Source information
--------

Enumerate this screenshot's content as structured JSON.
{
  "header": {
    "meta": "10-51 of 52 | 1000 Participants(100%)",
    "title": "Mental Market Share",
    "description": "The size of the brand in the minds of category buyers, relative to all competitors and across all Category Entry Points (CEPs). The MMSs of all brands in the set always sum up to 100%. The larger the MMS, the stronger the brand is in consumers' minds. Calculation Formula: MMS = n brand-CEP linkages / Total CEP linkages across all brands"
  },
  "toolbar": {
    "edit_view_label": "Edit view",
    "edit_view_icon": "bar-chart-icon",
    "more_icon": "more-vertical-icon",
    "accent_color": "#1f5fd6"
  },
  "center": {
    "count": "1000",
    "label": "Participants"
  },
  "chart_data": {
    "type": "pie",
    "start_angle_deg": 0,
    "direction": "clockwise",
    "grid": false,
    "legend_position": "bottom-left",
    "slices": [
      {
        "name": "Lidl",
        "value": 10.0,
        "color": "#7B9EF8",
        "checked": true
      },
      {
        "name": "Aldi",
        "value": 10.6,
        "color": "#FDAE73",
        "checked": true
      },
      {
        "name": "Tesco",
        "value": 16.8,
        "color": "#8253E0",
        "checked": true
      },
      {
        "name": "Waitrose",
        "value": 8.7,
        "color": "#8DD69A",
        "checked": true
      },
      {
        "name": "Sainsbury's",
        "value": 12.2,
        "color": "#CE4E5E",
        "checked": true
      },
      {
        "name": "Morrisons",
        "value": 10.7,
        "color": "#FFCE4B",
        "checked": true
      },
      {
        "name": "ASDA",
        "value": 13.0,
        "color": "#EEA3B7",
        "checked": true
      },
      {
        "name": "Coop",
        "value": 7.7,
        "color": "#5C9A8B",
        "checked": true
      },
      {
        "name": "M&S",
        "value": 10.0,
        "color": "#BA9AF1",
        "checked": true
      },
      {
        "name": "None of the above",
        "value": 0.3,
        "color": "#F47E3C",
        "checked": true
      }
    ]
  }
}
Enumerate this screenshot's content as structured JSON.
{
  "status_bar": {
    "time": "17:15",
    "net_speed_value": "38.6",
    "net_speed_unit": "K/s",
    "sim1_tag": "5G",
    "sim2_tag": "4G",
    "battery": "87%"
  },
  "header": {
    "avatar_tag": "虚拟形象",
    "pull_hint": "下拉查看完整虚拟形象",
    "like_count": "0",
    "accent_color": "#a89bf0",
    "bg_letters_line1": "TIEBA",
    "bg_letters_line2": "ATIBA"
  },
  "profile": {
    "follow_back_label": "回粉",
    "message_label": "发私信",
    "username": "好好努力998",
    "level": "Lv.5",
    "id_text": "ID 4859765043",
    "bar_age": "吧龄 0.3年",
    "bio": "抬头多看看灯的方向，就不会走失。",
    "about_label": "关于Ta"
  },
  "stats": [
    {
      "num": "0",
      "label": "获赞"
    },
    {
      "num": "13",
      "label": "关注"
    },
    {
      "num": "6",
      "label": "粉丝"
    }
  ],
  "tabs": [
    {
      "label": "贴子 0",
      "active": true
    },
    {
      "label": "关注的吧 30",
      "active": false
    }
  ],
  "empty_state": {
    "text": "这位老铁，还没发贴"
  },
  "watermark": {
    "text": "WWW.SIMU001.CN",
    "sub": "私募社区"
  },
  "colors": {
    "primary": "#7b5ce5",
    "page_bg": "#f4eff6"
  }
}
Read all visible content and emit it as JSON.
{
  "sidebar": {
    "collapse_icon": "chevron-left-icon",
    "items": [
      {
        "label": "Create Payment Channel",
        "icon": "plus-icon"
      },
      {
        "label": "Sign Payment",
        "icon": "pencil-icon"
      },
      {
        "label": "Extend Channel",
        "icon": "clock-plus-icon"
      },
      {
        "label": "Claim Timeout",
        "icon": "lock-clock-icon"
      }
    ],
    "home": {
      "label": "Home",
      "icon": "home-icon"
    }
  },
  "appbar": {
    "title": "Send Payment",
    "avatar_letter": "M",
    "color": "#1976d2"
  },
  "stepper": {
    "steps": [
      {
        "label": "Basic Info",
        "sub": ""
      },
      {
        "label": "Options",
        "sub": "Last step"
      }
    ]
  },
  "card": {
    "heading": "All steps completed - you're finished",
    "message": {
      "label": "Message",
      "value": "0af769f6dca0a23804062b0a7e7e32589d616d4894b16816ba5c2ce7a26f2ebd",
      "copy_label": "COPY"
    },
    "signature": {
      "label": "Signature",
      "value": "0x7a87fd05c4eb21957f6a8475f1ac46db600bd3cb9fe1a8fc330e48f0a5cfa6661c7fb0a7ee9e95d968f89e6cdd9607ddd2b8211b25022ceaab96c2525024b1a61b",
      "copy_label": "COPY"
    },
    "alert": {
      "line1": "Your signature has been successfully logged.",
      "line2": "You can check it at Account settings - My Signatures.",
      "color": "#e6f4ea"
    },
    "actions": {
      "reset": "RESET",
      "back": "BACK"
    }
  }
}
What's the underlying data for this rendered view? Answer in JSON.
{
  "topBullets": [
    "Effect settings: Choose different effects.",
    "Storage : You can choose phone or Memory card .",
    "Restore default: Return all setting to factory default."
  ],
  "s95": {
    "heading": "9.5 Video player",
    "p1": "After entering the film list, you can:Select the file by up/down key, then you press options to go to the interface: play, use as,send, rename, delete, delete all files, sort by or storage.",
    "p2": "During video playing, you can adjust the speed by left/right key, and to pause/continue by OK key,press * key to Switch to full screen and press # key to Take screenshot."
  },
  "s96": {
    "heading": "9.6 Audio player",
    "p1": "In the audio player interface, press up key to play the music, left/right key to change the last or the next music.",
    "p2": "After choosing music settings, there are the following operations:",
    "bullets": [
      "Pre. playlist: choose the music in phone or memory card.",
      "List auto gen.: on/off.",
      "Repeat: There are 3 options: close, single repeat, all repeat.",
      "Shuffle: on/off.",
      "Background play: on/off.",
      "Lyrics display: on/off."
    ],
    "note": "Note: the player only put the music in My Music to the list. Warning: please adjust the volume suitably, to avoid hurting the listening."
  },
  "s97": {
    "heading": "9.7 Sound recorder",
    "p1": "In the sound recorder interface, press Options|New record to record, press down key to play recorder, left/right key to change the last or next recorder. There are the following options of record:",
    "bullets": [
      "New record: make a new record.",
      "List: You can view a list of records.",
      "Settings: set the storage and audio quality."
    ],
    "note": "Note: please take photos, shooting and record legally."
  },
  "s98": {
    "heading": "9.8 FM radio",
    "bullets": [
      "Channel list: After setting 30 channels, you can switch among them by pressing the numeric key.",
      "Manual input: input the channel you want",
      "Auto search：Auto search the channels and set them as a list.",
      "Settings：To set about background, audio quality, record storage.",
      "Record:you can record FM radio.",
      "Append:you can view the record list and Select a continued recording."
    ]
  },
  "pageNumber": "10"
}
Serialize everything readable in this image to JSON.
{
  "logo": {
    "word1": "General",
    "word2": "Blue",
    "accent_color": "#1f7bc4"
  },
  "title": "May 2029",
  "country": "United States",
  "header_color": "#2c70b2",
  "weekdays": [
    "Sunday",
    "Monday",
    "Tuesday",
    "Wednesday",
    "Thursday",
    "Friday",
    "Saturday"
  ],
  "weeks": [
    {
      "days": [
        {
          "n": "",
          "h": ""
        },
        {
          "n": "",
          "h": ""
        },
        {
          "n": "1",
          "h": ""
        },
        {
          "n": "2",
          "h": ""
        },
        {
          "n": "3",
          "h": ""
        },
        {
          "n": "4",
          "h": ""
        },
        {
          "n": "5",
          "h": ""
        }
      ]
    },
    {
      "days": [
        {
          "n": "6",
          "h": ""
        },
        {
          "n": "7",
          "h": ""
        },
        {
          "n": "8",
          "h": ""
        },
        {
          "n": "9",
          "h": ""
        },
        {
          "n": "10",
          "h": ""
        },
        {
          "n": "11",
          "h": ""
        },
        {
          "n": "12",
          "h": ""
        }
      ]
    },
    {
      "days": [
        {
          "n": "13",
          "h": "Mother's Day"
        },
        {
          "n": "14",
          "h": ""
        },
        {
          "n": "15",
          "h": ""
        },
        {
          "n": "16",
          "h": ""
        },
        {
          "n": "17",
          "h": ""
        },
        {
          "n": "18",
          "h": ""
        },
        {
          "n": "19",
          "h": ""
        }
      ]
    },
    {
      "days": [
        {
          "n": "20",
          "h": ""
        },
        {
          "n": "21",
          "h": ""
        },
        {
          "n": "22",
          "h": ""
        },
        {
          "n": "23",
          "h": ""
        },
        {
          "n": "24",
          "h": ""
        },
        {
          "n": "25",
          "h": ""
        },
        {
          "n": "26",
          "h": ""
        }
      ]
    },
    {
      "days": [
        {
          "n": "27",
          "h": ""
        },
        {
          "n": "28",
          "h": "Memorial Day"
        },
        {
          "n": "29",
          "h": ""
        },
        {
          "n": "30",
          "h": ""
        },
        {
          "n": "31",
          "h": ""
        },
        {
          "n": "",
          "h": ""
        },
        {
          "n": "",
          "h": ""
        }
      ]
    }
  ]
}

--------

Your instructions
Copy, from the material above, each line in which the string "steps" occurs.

The completed task
    "steps": [
    "heading": "All steps completed - you're finished",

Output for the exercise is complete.